Indexing: Adjustments are tied to multiple factors such as general or industry inflation, industry productivity, customer growth, and changes in capital.
Revenue per customer (RPC): Regulators determine the revenue requirement on a per-customer basis (usually by customer class), and the total system revenue requirement is determined by multiplying the number of customers in each class by the revenue requirement for each customer in that class.
Annual review (or attrition): Periodic reviews are used to adjust base rates for known and measurable changes in rate base and operating expense. More controversial larger changes such as major plant additions are left for a full rate case.
K Factor: An adjustment used to increase or decrease overall growth in revenues between rate cases, if a key assumption (such as increased efficiency or growth in rooftop solar) is likely to vary significantly during the decoupling period.
Hybrid: Basically a combination of regulatory mechanisms; for example, RPC and K Factor.
After making this determination, regulators must also consider how frequently the revenue requirement of a utility should be reviewed and how utility risk should be factored into the mechanism.
- Decoupling adjustments: Select how to handle refunds or surcharges. Decoupling is designed to assure that actual revenues match authorized revenues during the life of the mechanism. Typically, however, these do not line up exactly. Decoupling adjustments serve to either refund revenue surplus or recover revenue deficits. One of the key objectives of decoupling in the eyes of consumer representatives is a mechanism whose adjustments are symmetrical—over-collections are treated in the equivalent, but opposite, manner as under–collections. A further series of regulatory decisions must be undertaken to ensure this:
Allocating over- and under-recoveries to customers, either by a uniform surcharge or credit per kilowatt-hour to all decoupled classes, a uniform percentage surcharge or credit to all rate elements, or “class-by-class” decoupling, in which allowed revenue is computed separately for each class and used to produce a uniform adjustment (either by kWh or percentage) for all customers in that class.

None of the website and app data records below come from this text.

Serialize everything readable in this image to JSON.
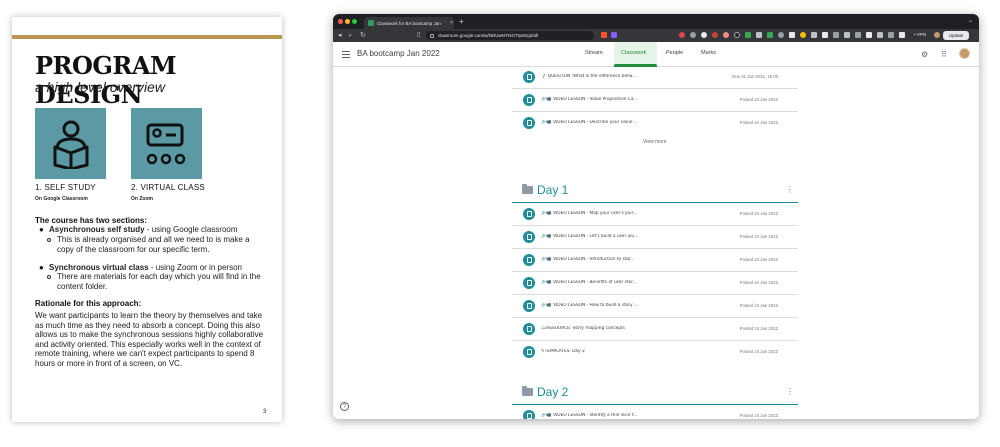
{
  "document": {
    "title": "PROGRAM DESIGN",
    "subtitle": "a high level overview",
    "cards": [
      {
        "label": "1. SELF STUDY",
        "sub": "On Google Classroom",
        "icon": "reading-person-icon"
      },
      {
        "label": "2. VIRTUAL CLASS",
        "sub": "On Zoom",
        "icon": "virtual-class-icon"
      }
    ],
    "sections_heading": "The course has two sections:",
    "bullets": [
      {
        "bold": "Asynchronous self study",
        "rest": " - using Google classroom",
        "sub": "This is already organised and all we need to is make a copy of the classroom for our specific term."
      },
      {
        "bold": "Synchronous virtual class",
        "rest": " - using Zoom or in person",
        "sub": "There are materials for each day which you will find in the content folder."
      }
    ],
    "rationale_heading": "Rationale for this approach:",
    "rationale_body": "We want participants to learn the theory by themselves and take as much time as they need to absorb a concept. Doing this also allows us to make the synchronous sessions highly collaborative and activity oriented. This especially works well in the context of remote training, where we can't expect participants to spend 8 hours or more in front of a screen, on VC.",
    "page_number": "3"
  },
  "browser": {
    "tab_title": "Classwork for BA bootcamp Jan",
    "tab_close": "×",
    "new_tab": "+",
    "url": "classroom.google.com/w/NDUwNTI4OTIyMzg3/all",
    "vpn_label": "• VPN",
    "update_label": "Update"
  },
  "classroom": {
    "class_title": "BA bootcamp Jan 2022",
    "tabs": [
      "Stream",
      "Classwork",
      "People",
      "Marks"
    ],
    "active_tab": "Classwork",
    "top_items": [
      {
        "title": "❓ QUESTION :What is the difference betw...",
        "date": "Due 31 Jan 2022, 18:00"
      },
      {
        "title": "🔗📹 VIDEO LESSON - Value Proposition Ca...",
        "date": "Posted 24 Jan 2022"
      },
      {
        "title": "🔗📹 VIDEO LESSON - Describe your value ...",
        "date": "Posted 24 Jan 2022"
      }
    ],
    "view_more": "View more",
    "topics": [
      {
        "name": "Day 1",
        "items": [
          {
            "title": "🔗📹 VIDEO LESSON - Map your user's jour...",
            "date": "Posted 24 Jan 2022"
          },
          {
            "title": "🔗📹 VIDEO LESSON - Let's build a user jou...",
            "date": "Posted 24 Jan 2022"
          },
          {
            "title": "🔗📹 VIDEO LESSON - Introduction to stor...",
            "date": "Posted 24 Jan 2022"
          },
          {
            "title": "🔗📹 VIDEO LESSON - Benefits of user stor...",
            "date": "Posted 24 Jan 2022"
          },
          {
            "title": "🔗📹 VIDEO LESSON - How to build a story ...",
            "date": "Posted 24 Jan 2022"
          },
          {
            "title": "📖RESOURCE: Story mapping concepts",
            "date": "Posted 24 Jan 2022"
          },
          {
            "title": "✎TEMPLATES: Day 2",
            "date": "Posted 24 Jan 2022"
          }
        ]
      },
      {
        "name": "Day 2",
        "items": [
          {
            "title": "🔗📹 VIDEO LESSON - Identify a thin slice t...",
            "date": "Posted 24 Jan 2022"
          }
        ]
      }
    ]
  },
  "colors": {
    "accent_gold": "#b8964e",
    "card_teal": "#5b9aa5",
    "classroom_green": "#1e8e3e",
    "classroom_teal": "#1e8e9a"
  }
}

Adjustment to base rates or through a purpose-built rider, which normally can be done at regulators’ discretion, particularly if there is no mandate for frequent rate cases.

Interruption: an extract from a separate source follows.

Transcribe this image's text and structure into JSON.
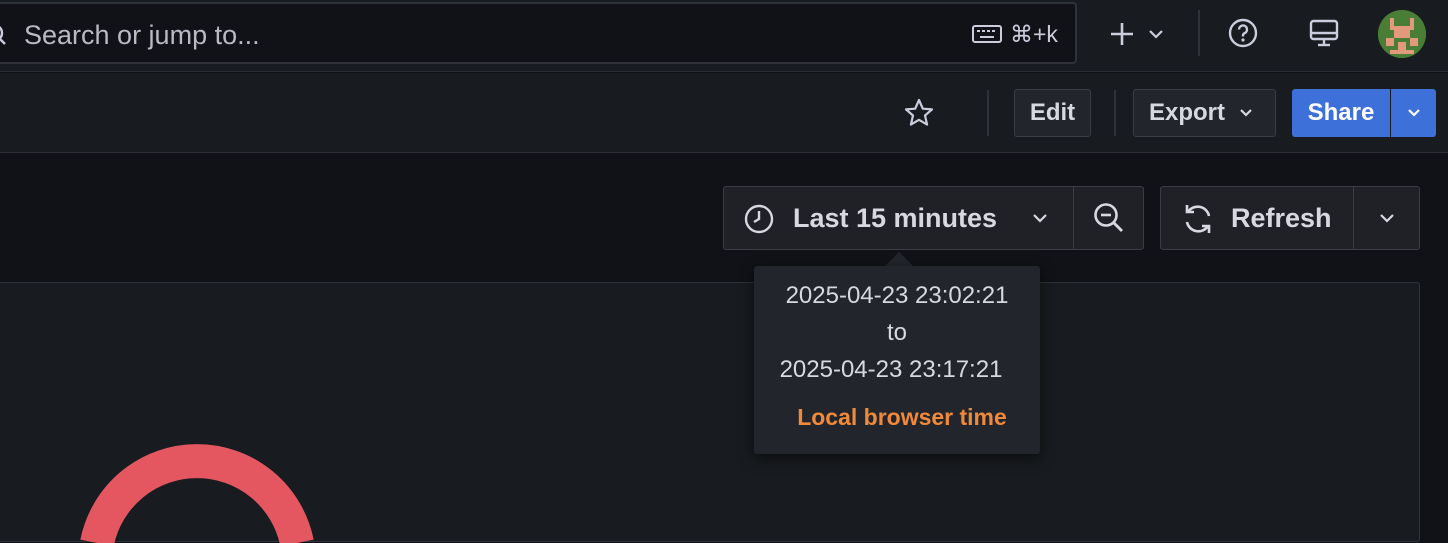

Frequency of true-ups, either monthly, quarterly, or annually.
Caps on the size of decoupling adjustments.
Carrying charges, to be considered if true-up of charges occurs over an interval, such as a year, so that a portion of the accumulated true-up amount remains unrecovered between reconciliation, or if there is a cap on the size of the reconciliation adjustment permitted in any given adjustment period and the unrecovered portion of the adjustment is carried over for the subsequent time period.

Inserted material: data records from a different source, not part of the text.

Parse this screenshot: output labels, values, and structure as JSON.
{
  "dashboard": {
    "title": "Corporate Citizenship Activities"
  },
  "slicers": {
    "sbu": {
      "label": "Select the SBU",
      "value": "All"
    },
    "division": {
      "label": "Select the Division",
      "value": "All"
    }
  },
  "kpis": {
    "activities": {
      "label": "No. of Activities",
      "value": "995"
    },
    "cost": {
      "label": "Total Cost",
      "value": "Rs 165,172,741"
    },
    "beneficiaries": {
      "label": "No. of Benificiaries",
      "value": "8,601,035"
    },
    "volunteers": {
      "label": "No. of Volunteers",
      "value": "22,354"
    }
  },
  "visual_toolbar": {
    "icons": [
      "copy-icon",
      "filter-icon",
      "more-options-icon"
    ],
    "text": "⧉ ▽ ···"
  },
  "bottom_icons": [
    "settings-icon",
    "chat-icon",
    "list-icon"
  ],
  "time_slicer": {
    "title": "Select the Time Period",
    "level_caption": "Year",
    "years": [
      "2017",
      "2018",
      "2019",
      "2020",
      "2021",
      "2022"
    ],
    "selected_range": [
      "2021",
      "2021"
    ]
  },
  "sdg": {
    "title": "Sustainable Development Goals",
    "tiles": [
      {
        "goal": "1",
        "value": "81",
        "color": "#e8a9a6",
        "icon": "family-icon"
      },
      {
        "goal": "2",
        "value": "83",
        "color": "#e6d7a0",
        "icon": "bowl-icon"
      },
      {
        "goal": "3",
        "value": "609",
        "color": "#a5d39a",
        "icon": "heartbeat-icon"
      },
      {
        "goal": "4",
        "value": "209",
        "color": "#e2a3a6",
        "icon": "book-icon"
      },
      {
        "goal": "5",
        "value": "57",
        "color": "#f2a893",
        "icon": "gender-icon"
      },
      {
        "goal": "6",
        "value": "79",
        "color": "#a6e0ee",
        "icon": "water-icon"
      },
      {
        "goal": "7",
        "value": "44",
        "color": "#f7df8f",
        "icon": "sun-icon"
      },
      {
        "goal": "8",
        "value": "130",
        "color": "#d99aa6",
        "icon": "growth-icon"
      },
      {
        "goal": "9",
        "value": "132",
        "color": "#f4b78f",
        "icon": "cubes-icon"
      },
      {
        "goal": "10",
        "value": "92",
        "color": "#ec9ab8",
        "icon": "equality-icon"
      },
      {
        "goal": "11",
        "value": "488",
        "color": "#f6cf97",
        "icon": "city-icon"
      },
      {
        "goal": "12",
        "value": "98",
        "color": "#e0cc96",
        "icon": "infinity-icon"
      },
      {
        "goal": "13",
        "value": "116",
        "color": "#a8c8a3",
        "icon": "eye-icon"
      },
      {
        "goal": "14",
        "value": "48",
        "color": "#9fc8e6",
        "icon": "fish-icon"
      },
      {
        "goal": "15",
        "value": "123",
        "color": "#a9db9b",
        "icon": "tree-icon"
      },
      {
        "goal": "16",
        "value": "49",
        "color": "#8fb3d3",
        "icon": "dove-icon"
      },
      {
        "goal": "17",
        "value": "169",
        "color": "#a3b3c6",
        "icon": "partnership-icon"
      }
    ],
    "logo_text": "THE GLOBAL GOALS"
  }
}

Additional considerations for regulators include performance evaluations for utilities (though the question of performance metrics is distinct from the consideration of decoupling), rate design questions (i.e., how to fairly compensate distributed energy resource owners), and bill simplification.
This paper creates a decision matrix and from there draws three scenarios for regulators to consider. The first applies to a distribution-only utility or a vertically integrated electric utility that has adopted decoupling for distribution services only. The second is similar but also includes industrial customers, and the third applies to both distribution and generation functions.
The paper points to certain pathways that RAP recommends over others. They include:
- Symmetry in over- and under-recoveries;
- Exclusion of costs recovered through separate tariff riders, to avoid over-collection of costs;
- Reduction in equity ratio, rather than an adjustment of the return on equity, to reflect lower risk; and
- Performance requirements to foster energy efficiency, the development of distributed resources, and quality service levels.
Ultimately, a good decoupling mechanism may best be driven by a consensus among the stakeholders, reached via a collaborative process in which the mechanism chosen and the decisions made balance the interests of all parties.